Audience engagement has come to mean, mostly, sitting in front of a computer analyzing and disseminating journalism, reaching out and responding to readers online or sitting in on newsroom meetings. This has pushed one columnist, Helen Ubiñas of The Philadelphia Inquirer, to take a step that might once have seemed banal, but now seems almost radical.
Recently Ubiñas showed up at a school event in Southwestern Philadelphia, a neighbourhood that has recently hit the headlines for gun violence, where children were mocking up front pages about their lives. She came armed with an Inquirer banner, reporter’s notebooks, chocolates, and pens branded with the questions “Tips? Story Ideas?” and her Twitter handle, @NotesfromHel. She set up a table, calling it a pop-up newsroom.
Her goal was to introduce the children to journalism, and to solicit story ideas. The visit paid off. As she watched the children work, Ubiñas struck up conversations with them and the parents who accompanied them. Many were immigrants and refugees, and they shared with her their stories of arriving in America. Ubiñas left with two columns: one about the event, her first pop-up newsroom in a marginalized community, and another about a woman she met there who had just returned from photographing a migrant caravan in Mexico.
“As a first go,” Ubiñas

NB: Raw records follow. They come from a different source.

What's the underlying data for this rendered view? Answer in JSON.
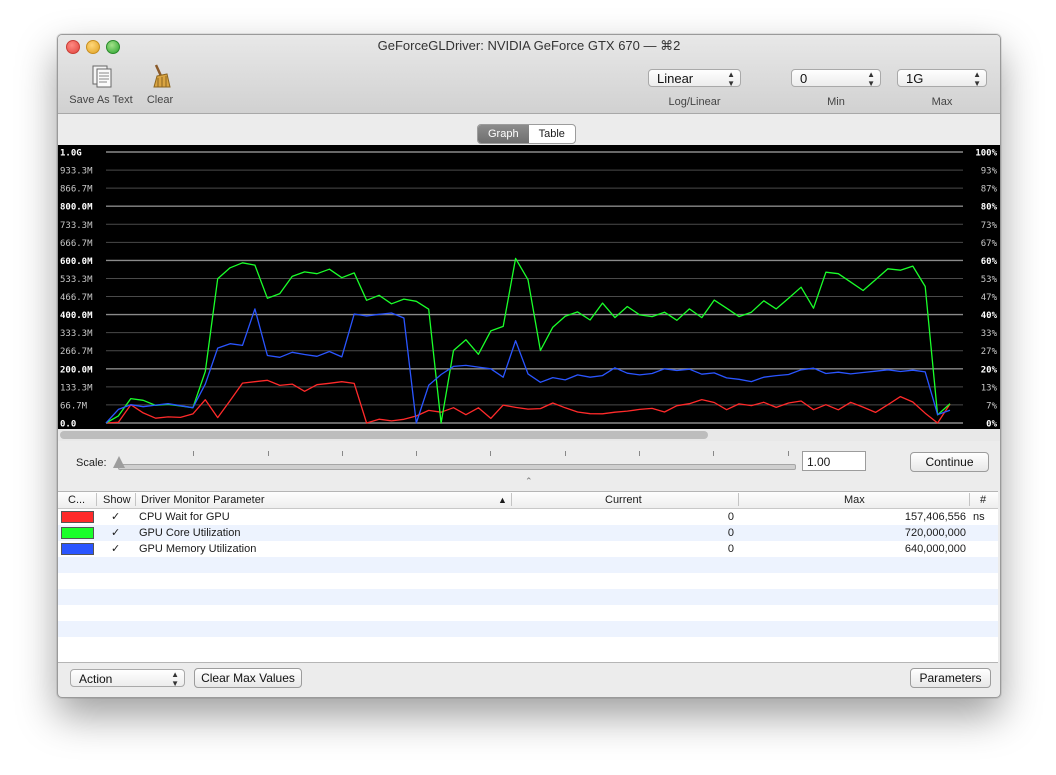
{
  "window": {
    "title": "GeForceGLDriver: NVIDIA GeForce GTX 670 — ⌘2",
    "traffic_lights": [
      "close",
      "minimize",
      "zoom"
    ]
  },
  "toolbar": {
    "save_as_text_label": "Save As Text",
    "clear_label": "Clear",
    "scale_mode": {
      "value": "Linear",
      "label": "Log/Linear"
    },
    "min": {
      "value": "0",
      "label": "Min"
    },
    "max": {
      "value": "1G",
      "label": "Max"
    }
  },
  "view_tabs": {
    "graph": "Graph",
    "table": "Table",
    "selected": "Graph"
  },
  "chart_data": {
    "type": "line",
    "y_left_ticks": [
      "1.0G",
      "933.3M",
      "866.7M",
      "800.0M",
      "733.3M",
      "666.7M",
      "600.0M",
      "533.3M",
      "466.7M",
      "400.0M",
      "333.3M",
      "266.7M",
      "200.0M",
      "133.3M",
      "66.7M",
      "0.0"
    ],
    "y_right_ticks": [
      "100%",
      "93%",
      "87%",
      "80%",
      "73%",
      "67%",
      "60%",
      "53%",
      "47%",
      "40%",
      "33%",
      "27%",
      "20%",
      "13%",
      "7%",
      "0%"
    ],
    "ylim": [
      0,
      1000000000
    ],
    "series": [
      {
        "name": "CPU Wait for GPU",
        "color": "#ff2a2a",
        "values": [
          0,
          10,
          60,
          30,
          25,
          30,
          28,
          30,
          75,
          20,
          90,
          140,
          145,
          150,
          135,
          140,
          128,
          145,
          150,
          145,
          135,
          0,
          25,
          15,
          10,
          22,
          50,
          40,
          60,
          38,
          45,
          28,
          55,
          65,
          55,
          42,
          70,
          45,
          48,
          38,
          45,
          40,
          55,
          50,
          65,
          48,
          75,
          60,
          90,
          72,
          60,
          78,
          68,
          80,
          65,
          85,
          70,
          60,
          60,
          45,
          80,
          55,
          50,
          75,
          90,
          85,
          40,
          0,
          70
        ]
      },
      {
        "name": "GPU Core Utilization",
        "color": "#1aff2a",
        "values": [
          0,
          30,
          90,
          80,
          65,
          80,
          70,
          60,
          190,
          540,
          580,
          580,
          590,
          460,
          470,
          530,
          550,
          540,
          560,
          540,
          550,
          460,
          460,
          440,
          450,
          460,
          420,
          0,
          260,
          300,
          250,
          340,
          360,
          600,
          540,
          260,
          350,
          390,
          410,
          380,
          450,
          400,
          430,
          410,
          400,
          420,
          390,
          410,
          400,
          450,
          420,
          400,
          420,
          440,
          410,
          460,
          490,
          420,
          560,
          540,
          520,
          500,
          540,
          580,
          560,
          590,
          500,
          30,
          60
        ]
      },
      {
        "name": "GPU Memory Utilization",
        "color": "#2a55ff",
        "values": [
          0,
          50,
          60,
          60,
          55,
          60,
          60,
          60,
          140,
          280,
          300,
          290,
          410,
          260,
          250,
          250,
          260,
          250,
          260,
          255,
          395,
          395,
          390,
          395,
          380,
          0,
          150,
          190,
          205,
          220,
          210,
          200,
          180,
          300,
          170,
          150,
          160,
          170,
          170,
          180,
          175,
          200,
          195,
          185,
          190,
          200,
          190,
          195,
          180,
          185,
          170,
          150,
          160,
          180,
          175,
          190,
          200,
          195,
          190,
          195,
          185,
          190,
          195,
          200,
          190,
          195,
          185,
          20,
          40
        ]
      }
    ]
  },
  "scale_control": {
    "label": "Scale:",
    "value": "1.00",
    "continue_label": "Continue"
  },
  "table": {
    "headers": {
      "color": "C...",
      "show": "Show",
      "parameter": "Driver Monitor Parameter",
      "current": "Current",
      "max": "Max",
      "unit": "#"
    },
    "rows": [
      {
        "color": "#ff2a2a",
        "show": "✓",
        "parameter": "CPU Wait for GPU",
        "current": "0",
        "max": "157,406,556",
        "unit": "ns"
      },
      {
        "color": "#1aff2a",
        "show": "✓",
        "parameter": "GPU Core Utilization",
        "current": "0",
        "max": "720,000,000",
        "unit": ""
      },
      {
        "color": "#2a55ff",
        "show": "✓",
        "parameter": "GPU Memory Utilization",
        "current": "0",
        "max": "640,000,000",
        "unit": ""
      }
    ]
  },
  "bottom": {
    "action_label": "Action",
    "clear_max_label": "Clear Max Values",
    "parameters_label": "Parameters"
  }
}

Read more here: https://www.cjr.org/united_states_project/helen-ubinas-inquirer-pop-up-newsroom.php